That's the perfect fit for youpasses all your due diligence and you decide to. Only then do we make money,but not from you. We get paid a hundred percent by the seller of that property.So you can work with us with no no cost to you at all. And we would love tomeet you. And any listeners of this podcast are super, super welcome atMaverick.

So the website again, Maverickinvestor, in Ts and we'll link that up and we look forward toconnecting with your listeners.

[00:53:00]Ben: Awesome. Yeah. And we'll put allof those things in the show notes, but really appreciate having you on Matt andall that you do. So enjoy your European travels for the summer.

And yeah, hopefully our, our pathscross some, some point in the near future, man.

[00:53:13]Matt: It's been a while, man. Ihaven't seen you. I was trying to think the last time we hung out in person, Ithink it was Dubai in 2019 before the

[00:53:21]Ben: pandemic. Yeah. Yeah. Yeah, it

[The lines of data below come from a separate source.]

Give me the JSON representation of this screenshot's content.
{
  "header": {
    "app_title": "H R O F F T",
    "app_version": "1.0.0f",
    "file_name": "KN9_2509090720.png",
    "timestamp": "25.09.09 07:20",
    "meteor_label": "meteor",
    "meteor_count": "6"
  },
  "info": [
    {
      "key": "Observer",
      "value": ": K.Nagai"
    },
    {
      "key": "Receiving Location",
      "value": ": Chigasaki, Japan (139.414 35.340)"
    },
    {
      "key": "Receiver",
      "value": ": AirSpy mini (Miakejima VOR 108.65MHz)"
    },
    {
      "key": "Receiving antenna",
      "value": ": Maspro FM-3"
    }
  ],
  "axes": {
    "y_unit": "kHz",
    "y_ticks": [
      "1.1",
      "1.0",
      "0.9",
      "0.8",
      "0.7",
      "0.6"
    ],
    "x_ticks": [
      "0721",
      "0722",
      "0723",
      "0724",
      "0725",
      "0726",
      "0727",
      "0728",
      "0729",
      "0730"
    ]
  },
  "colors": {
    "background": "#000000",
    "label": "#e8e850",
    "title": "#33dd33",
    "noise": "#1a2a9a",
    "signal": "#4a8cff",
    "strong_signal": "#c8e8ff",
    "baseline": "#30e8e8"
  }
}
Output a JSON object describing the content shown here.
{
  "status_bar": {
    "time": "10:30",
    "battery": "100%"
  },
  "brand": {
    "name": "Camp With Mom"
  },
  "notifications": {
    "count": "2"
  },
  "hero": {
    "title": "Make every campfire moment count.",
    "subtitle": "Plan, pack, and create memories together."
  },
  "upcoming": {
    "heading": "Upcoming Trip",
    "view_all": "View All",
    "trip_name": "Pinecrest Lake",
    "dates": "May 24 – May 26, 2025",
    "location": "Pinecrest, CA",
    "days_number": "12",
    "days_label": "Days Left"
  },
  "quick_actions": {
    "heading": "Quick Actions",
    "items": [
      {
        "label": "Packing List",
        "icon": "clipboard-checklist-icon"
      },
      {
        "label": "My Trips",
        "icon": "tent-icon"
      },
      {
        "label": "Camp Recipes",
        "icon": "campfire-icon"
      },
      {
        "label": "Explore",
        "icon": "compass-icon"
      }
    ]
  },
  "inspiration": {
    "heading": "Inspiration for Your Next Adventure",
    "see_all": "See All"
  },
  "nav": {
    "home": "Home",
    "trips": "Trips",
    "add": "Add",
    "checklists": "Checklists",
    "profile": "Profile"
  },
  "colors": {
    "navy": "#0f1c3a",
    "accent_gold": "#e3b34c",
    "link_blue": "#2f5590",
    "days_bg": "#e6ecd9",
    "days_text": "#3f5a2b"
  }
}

[00:53:23]Matt: was, we gotta, we gotta, wegotta, we gotta make this happen, man.

At some point over the next year, wehave got to be intentional about crossing paths. Cause I miss your brother andI appreciate you having me.

[00:53:32]Ben: Down. Likewise. Well, wishingyou all the best. Really appreciate it. There you have it.

[00:53:36]Matt: Thank you for listening.

[00:53:38]Ben: I really appreciate yoursupport. Show notes, transcript links, and more can be found on [email protected].

If you'd be so kind, please sharethis with anyone you think might be interested or get some value from thisconversation. If you have any questions or comments, please reach out. I'malways happy to hear. Lastly, if you're on YouTube, please like the video orsubscribe to the channel. If you're listening to the audio version of this,please subscribe to the podcast and, or leave a review.

This really helps more people findthe podcast. And I really appreciate it. Thanks again, and hope you have afantastic day. Happy investing.

Ben Lakoff is an entrepreneur and finance professional. He has developed strong global finance experience through 10 years of international assignments in the US, Brazil, Afghanistan, Southeast Asia, Czech Republic and through the award of his Chartered Financial Analyst (CFA) certification.